* EXERCISE AIM
Scan the records for the string "IMPORT" and copy every line that holds it.

* DATA EXTRACTS
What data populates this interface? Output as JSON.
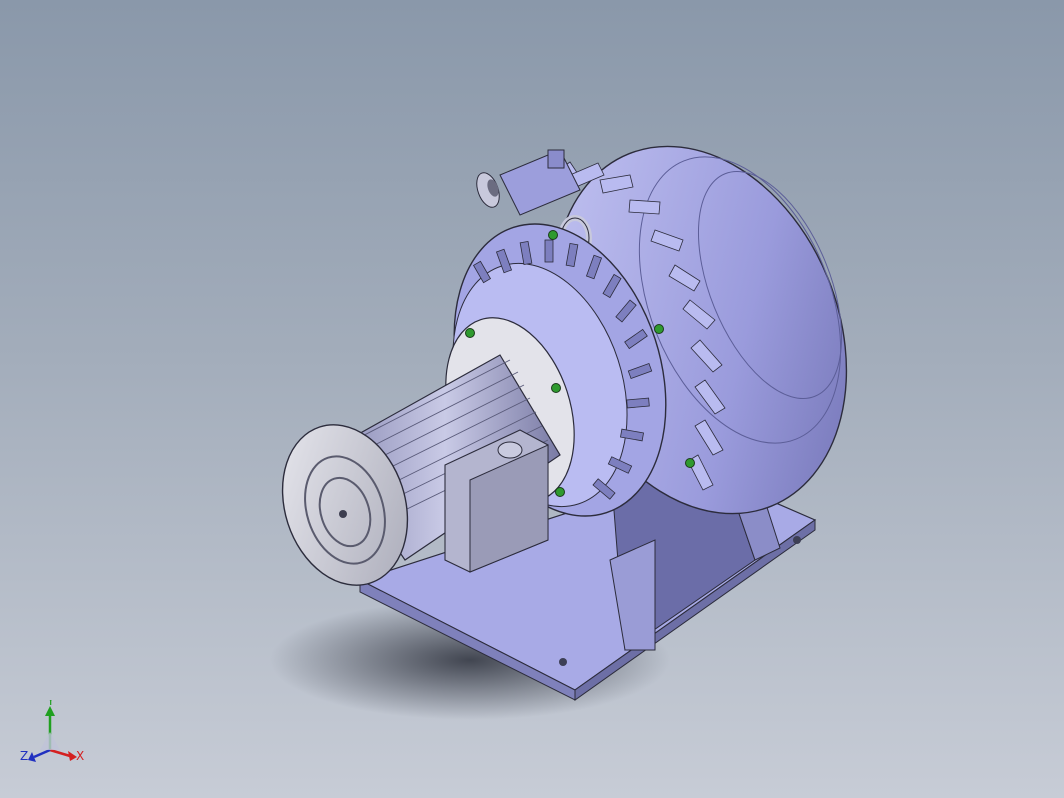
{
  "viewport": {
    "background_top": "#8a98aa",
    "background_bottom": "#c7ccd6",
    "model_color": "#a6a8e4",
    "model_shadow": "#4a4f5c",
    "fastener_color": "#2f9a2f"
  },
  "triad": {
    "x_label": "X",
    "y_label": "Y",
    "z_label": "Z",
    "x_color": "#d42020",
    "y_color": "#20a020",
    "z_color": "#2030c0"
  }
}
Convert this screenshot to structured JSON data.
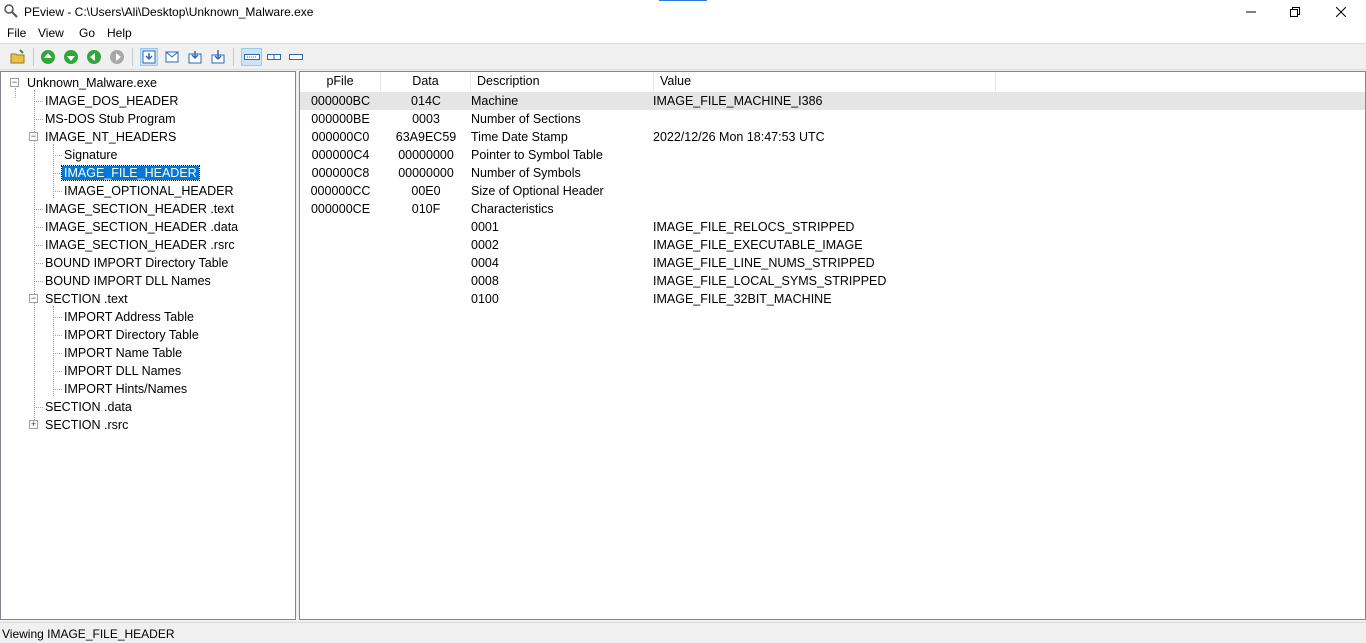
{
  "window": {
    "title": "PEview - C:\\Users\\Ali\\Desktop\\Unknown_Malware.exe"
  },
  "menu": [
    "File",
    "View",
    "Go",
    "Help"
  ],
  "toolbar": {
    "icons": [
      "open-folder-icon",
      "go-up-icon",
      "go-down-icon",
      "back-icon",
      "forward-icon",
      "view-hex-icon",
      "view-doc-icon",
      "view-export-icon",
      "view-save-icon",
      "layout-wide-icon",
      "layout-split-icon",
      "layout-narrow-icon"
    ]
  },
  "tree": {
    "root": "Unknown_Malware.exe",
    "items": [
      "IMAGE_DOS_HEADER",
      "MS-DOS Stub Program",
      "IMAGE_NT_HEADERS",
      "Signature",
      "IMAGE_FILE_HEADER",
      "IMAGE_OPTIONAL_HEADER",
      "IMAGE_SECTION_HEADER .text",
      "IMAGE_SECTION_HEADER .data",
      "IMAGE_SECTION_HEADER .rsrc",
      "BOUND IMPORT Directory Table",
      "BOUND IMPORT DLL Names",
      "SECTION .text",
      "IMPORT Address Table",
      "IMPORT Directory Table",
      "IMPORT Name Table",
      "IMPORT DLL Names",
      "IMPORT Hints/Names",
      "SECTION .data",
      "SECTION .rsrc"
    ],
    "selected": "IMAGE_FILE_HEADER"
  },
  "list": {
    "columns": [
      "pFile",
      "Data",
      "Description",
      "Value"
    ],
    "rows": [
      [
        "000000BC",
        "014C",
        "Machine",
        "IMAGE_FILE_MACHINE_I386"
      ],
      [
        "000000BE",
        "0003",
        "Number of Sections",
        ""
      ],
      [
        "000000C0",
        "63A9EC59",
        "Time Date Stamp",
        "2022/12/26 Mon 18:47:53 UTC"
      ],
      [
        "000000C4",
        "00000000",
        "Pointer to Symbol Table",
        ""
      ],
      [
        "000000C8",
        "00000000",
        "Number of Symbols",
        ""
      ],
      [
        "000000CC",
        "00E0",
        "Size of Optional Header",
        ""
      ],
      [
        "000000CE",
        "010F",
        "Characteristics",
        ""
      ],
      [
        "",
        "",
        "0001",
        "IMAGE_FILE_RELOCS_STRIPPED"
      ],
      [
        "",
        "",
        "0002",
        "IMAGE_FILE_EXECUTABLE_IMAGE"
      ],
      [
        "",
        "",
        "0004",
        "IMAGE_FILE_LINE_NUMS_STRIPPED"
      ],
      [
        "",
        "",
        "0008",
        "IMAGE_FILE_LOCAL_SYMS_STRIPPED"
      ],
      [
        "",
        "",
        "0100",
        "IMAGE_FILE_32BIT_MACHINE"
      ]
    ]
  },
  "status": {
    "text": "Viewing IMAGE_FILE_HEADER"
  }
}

* EXERCISE SOLUTION
      "BOUND IMPORT Directory Table",
      "BOUND IMPORT DLL Names",
      "IMPORT Address Table",
      "IMPORT Directory Table",
      "IMPORT Name Table",
      "IMPORT DLL Names",
      "IMPORT Hints/Names",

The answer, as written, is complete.